Which lines of the entries contain the word "Heute"? Please list them.

(Data records for software interfaces)
- - -

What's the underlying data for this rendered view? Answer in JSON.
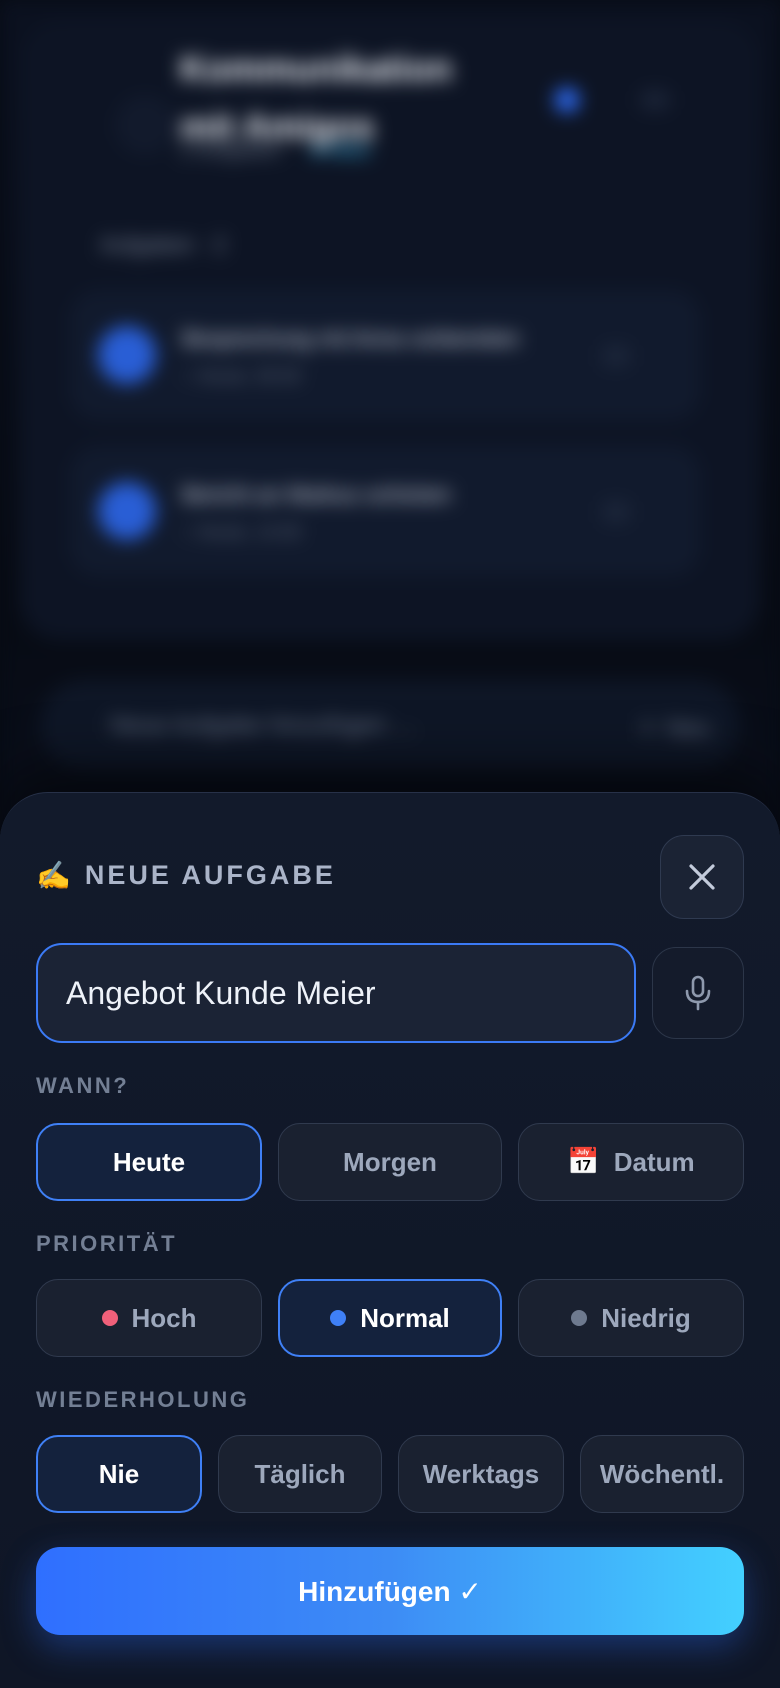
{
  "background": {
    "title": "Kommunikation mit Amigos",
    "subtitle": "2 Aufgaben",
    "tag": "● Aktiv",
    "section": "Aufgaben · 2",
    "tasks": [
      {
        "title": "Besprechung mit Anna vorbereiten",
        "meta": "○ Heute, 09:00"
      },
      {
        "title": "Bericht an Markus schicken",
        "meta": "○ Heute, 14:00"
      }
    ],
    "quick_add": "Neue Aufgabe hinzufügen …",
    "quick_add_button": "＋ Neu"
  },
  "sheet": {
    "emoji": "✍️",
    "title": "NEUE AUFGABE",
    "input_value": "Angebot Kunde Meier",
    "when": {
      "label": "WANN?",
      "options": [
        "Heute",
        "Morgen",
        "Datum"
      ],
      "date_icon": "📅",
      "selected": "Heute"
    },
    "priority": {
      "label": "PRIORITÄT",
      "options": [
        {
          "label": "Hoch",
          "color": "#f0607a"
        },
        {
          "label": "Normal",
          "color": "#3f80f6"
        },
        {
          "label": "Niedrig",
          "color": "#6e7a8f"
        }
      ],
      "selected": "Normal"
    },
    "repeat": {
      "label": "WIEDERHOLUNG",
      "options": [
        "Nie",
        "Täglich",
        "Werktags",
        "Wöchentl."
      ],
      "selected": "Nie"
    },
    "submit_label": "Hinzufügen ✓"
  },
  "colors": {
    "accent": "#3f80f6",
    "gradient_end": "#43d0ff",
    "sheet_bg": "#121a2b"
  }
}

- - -

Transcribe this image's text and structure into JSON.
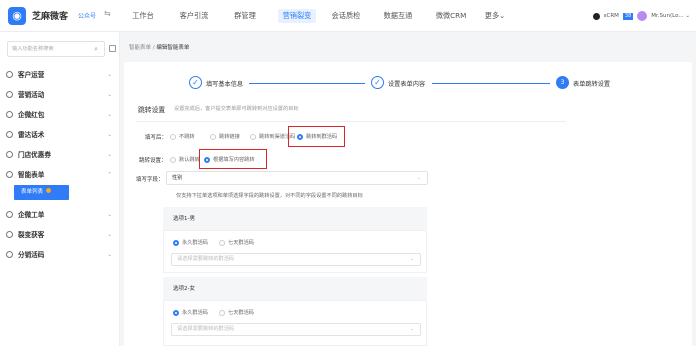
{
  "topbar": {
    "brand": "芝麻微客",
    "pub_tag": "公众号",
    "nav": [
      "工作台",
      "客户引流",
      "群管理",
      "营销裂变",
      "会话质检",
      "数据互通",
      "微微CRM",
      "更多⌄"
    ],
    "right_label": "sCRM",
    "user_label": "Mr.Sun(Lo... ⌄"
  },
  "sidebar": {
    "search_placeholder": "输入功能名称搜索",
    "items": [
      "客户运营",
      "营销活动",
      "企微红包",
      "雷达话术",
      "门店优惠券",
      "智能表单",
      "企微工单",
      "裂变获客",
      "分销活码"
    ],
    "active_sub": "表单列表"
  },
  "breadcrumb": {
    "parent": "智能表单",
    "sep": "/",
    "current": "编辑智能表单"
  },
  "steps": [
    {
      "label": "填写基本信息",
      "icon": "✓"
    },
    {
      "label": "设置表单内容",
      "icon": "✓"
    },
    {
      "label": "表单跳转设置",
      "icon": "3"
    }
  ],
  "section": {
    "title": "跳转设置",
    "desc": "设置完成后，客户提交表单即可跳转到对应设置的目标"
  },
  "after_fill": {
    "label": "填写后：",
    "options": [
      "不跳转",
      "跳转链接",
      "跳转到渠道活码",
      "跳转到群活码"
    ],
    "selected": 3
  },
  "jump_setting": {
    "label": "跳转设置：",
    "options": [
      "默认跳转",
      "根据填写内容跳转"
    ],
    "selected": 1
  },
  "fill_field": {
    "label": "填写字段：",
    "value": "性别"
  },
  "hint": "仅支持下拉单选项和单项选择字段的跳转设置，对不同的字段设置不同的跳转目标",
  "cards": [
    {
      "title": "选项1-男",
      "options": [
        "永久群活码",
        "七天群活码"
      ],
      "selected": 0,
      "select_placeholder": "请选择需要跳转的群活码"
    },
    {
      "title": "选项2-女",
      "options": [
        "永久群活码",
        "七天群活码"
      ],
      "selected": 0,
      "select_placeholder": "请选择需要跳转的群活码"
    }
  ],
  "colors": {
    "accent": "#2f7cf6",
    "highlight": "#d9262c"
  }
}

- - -

**YOUR RESPONSE**:
        "meta": "○ Heute, 09:00"
        "meta": "○ Heute, 14:00"
        "Heute",
      "selected": "Heute"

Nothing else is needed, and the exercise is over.